To keep it interesting,I follow a loose pattern of reading a fiction book, a non-fiction book and a "classic" - because I have multiple books going at once there is much overlap in the order as well as overlap in the genres (classic is usually fiction too), but it works to keep me from getting into a rut.

So without further ado, the (first part) of the Best Books of 2009.

The Best Non-Fiction Book
- Omnivore's Dilemma by Michael Pollan: A politically charged manifesto on how our food gets to our table. I seriously changed my eating/food purchasing habits after reading this book to include taking part in a CSA as well as stopping my consumption of commercially processed beef.

Honorable Mentions: A Year of Living Biblically by AJ Jacobs and Elements of Cooking by the passionate Michael Ruhlmann (if you love from-scratch cooking, then Ruhlman's blog is a must)

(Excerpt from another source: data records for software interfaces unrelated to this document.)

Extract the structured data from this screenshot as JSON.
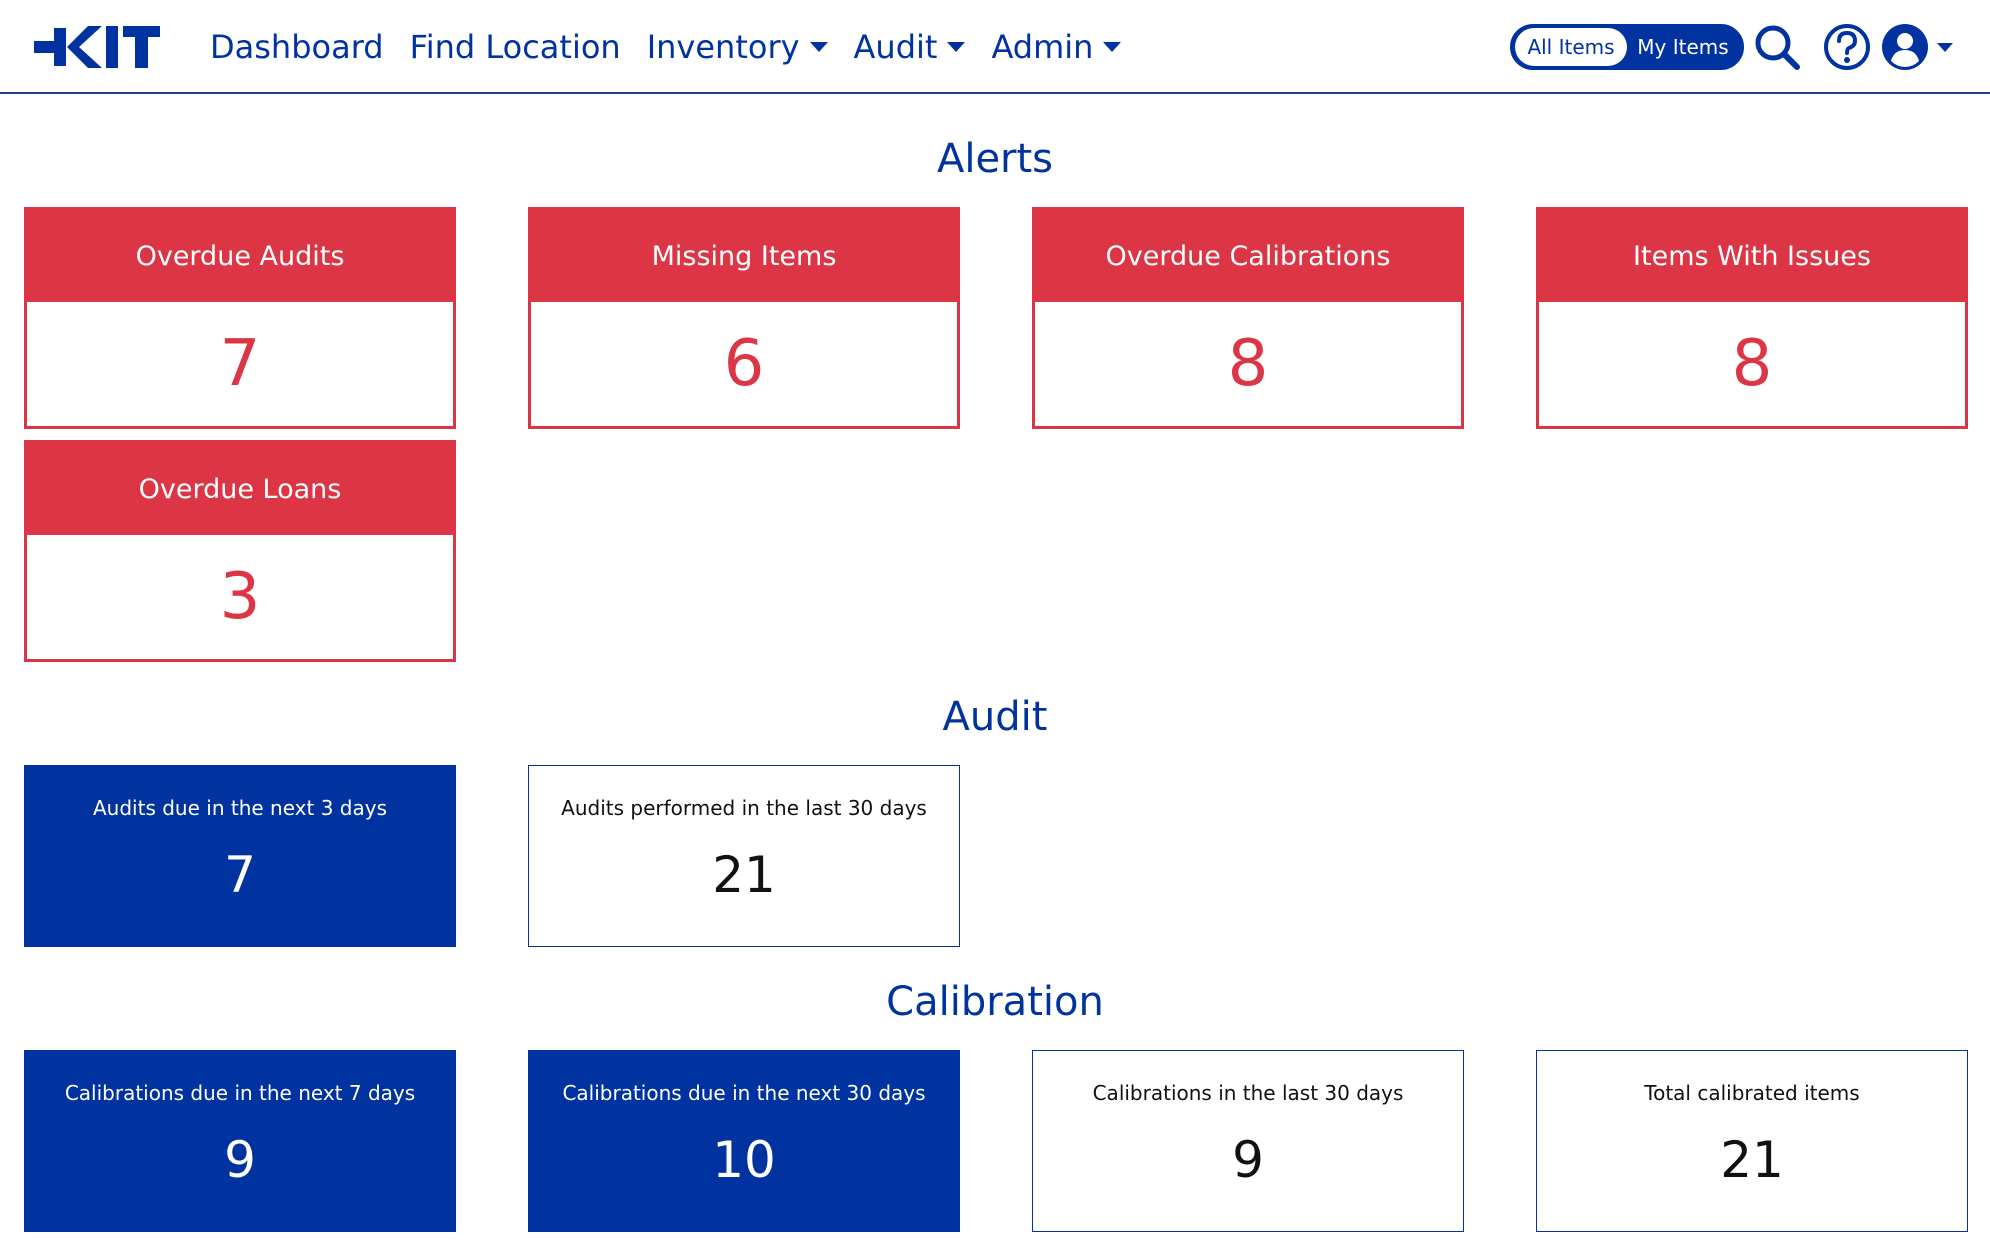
{
  "nav": {
    "logo_text": "KIT",
    "links": [
      {
        "label": "Dashboard",
        "dropdown": false
      },
      {
        "label": "Find Location",
        "dropdown": false
      },
      {
        "label": "Inventory",
        "dropdown": true
      },
      {
        "label": "Audit",
        "dropdown": true
      },
      {
        "label": "Admin",
        "dropdown": true
      }
    ],
    "toggle": {
      "all_items": "All Items",
      "my_items": "My Items",
      "selected": "My Items"
    },
    "icons": [
      "search-icon",
      "help-icon",
      "user-icon"
    ]
  },
  "alerts": {
    "title": "Alerts",
    "cards": [
      {
        "label": "Overdue Audits",
        "value": "7"
      },
      {
        "label": "Missing Items",
        "value": "6"
      },
      {
        "label": "Overdue Calibrations",
        "value": "8"
      },
      {
        "label": "Items With Issues",
        "value": "8"
      },
      {
        "label": "Overdue Loans",
        "value": "3"
      }
    ]
  },
  "audit": {
    "title": "Audit",
    "cards": [
      {
        "label": "Audits due in the next 3 days",
        "value": "7",
        "style": "filled"
      },
      {
        "label": "Audits performed in the last 30 days",
        "value": "21",
        "style": "outline"
      }
    ]
  },
  "calibration": {
    "title": "Calibration",
    "cards": [
      {
        "label": "Calibrations due in the next 7 days",
        "value": "9",
        "style": "filled"
      },
      {
        "label": "Calibrations due in the next 30 days",
        "value": "10",
        "style": "filled"
      },
      {
        "label": "Calibrations in the last 30 days",
        "value": "9",
        "style": "outline"
      },
      {
        "label": "Total calibrated items",
        "value": "21",
        "style": "outline"
      }
    ]
  },
  "colors": {
    "brand_blue": "#0033a0",
    "alert_red": "#dc3545"
  }
}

Best Blog-to-Book
- The Daily Coyote: A Story of Love, Survival and Trust in the Wilds of Wyoming by Shreve Stockton: A rare book from a blogger that isn't just a compilation of blog entries. Instead, the book is a full narrative of the story of a woman and her coyote - all against a blazingly beautiful Wyoming backdrop.

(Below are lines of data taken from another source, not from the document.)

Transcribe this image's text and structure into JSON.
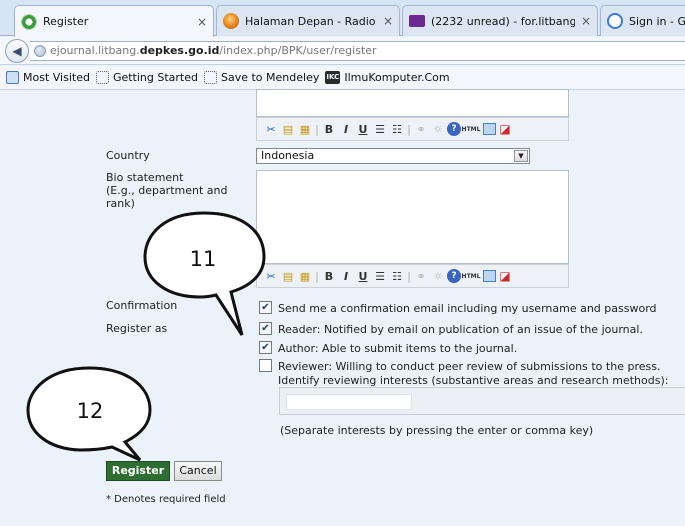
{
  "browser": {
    "tabs": [
      {
        "title": "Register",
        "active": true
      },
      {
        "title": "Halaman Depan - Radio Ro...",
        "active": false
      },
      {
        "title": "(2232 unread) - for.litbang ...",
        "active": false
      },
      {
        "title": "Sign in - Go",
        "active": false
      }
    ],
    "tab_close_glyph": "×",
    "url": {
      "prefix": "ejournal.litbang.",
      "domain": "depkes.go.id",
      "path": "/index.php/BPK/user/register"
    },
    "bookmarks": [
      "Most Visited",
      "Getting Started",
      "Save to Mendeley",
      "IlmuKomputer.Com"
    ],
    "ikc_badge": "IKC"
  },
  "toolbar": {
    "buttons": [
      {
        "name": "cut-icon",
        "glyph": "✂",
        "cls": "cut"
      },
      {
        "name": "copy-icon",
        "glyph": "▤",
        "cls": "copy"
      },
      {
        "name": "paste-icon",
        "glyph": "▦",
        "cls": "paste"
      },
      {
        "name": "separator",
        "glyph": "|",
        "cls": "sep"
      },
      {
        "name": "bold-icon",
        "glyph": "B",
        "cls": "bold"
      },
      {
        "name": "italic-icon",
        "glyph": "I",
        "cls": "italic"
      },
      {
        "name": "underline-icon",
        "glyph": "U",
        "cls": "underline"
      },
      {
        "name": "bullet-list-icon",
        "glyph": "☰",
        "cls": "list"
      },
      {
        "name": "numbered-list-icon",
        "glyph": "☷",
        "cls": "list"
      },
      {
        "name": "separator",
        "glyph": "|",
        "cls": "sep"
      },
      {
        "name": "link-icon",
        "glyph": "⚭",
        "cls": "link"
      },
      {
        "name": "unlink-icon",
        "glyph": "☼",
        "cls": "unlink"
      },
      {
        "name": "help-icon",
        "glyph": "?",
        "cls": "help"
      },
      {
        "name": "html-icon",
        "glyph": "HTML",
        "cls": "html"
      },
      {
        "name": "image-icon",
        "glyph": "",
        "cls": "img"
      },
      {
        "name": "fullscreen-icon",
        "glyph": "◪",
        "cls": "full"
      }
    ]
  },
  "form": {
    "country_label": "Country",
    "country_value": "Indonesia",
    "bio_label": "Bio statement\n(E.g., department and\nrank)",
    "confirmation_label": "Confirmation",
    "confirmation_option": "Send me a confirmation email including my username and password",
    "register_as_label": "Register as",
    "reader_option": "Reader: Notified by email on publication of an issue of the journal.",
    "author_option": "Author: Able to submit items to the journal.",
    "reviewer_option_line1": "Reviewer: Willing to conduct peer review of submissions to the press.",
    "reviewer_option_line2": "Identify reviewing interests (substantive areas and research methods):",
    "interests_note": "(Separate interests by pressing the enter or comma key)",
    "register_button": "Register",
    "cancel_button": "Cancel",
    "required_note": "* Denotes required field",
    "checked_glyph": "✔"
  },
  "callouts": [
    {
      "label": "11"
    },
    {
      "label": "12"
    }
  ]
}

Honorable Mention: Rockabye: From Wild to Child by Rebecca Woolf. I think this may have been one of those blog-entry-compilations, but since I was a recent convert to her blog, it was all new to me.

Best Non-Fiction Subject Matter with the Worst Writing
- The End of a America: Letter of Warning to a Young Patriot by Naomi Wolf: The subject matter detailing steps from democracy to fascism is provocative, relevant and scary. Everyone should know what this book says. It's a shame that the writing presented only statements backed up by sources in a series of footnotes. I struggled to finish even though I was anxious to know the ending.

Funniest Book
- Me Talk Pretty One Day by David Sedaris: Simply the funniest book I'd read in a long time teaching me the valuable lesson that exercise and belly laughing don't necessarily work at the same time. The first part about Sedaris's youth and drug use is pretty raw, but second part describing Sedaris's adventures to learn French in France with his longtime partner is hilarious.

Next up...Most Disappointing, Best Classic, Best Series and Best Book of the Year!

Friday, January 1, 2010

2009 in Images

Happy New Year!

For us, 2009 was a year of many changes - most good (but expensive) and some not so good. But we persevered and here we are!

The highs of 2009 were plentiful.
  • Buying our first home together. We love our new home with our small living room and ginormous kitchen. We love the challenge of making this place our own.
  • Stable and steady jobs for both us this year.
  • Welcoming Jeely, our rescue mutt, into our home. She could possibly be the Happiest Dog Alive(tm) as that tail rarely doesn't wag.
  • A rainy lush summer that triggered a love for all things green in our beautiful yard.
  • Singing together for the first time in the same choir and having it bring us closer together.
The lows? Nah. We're making a fresh start here with a new year. Never mind the lows.

Below are some of the images from 2009 gathered into a slide show. What's missing from this slide show are any images from my choirs which represent a huge part of my life. It is tough to sing and photograph yourself at the same time. So choirs, next year expect to see that camera!

Happy 2010 and thank you all for being a part of our lives.

2009 in Images from Txgrrl on Vimeo.

(Soundtrack is "The Aspidistra Files" by Stars. Video works better with HD off)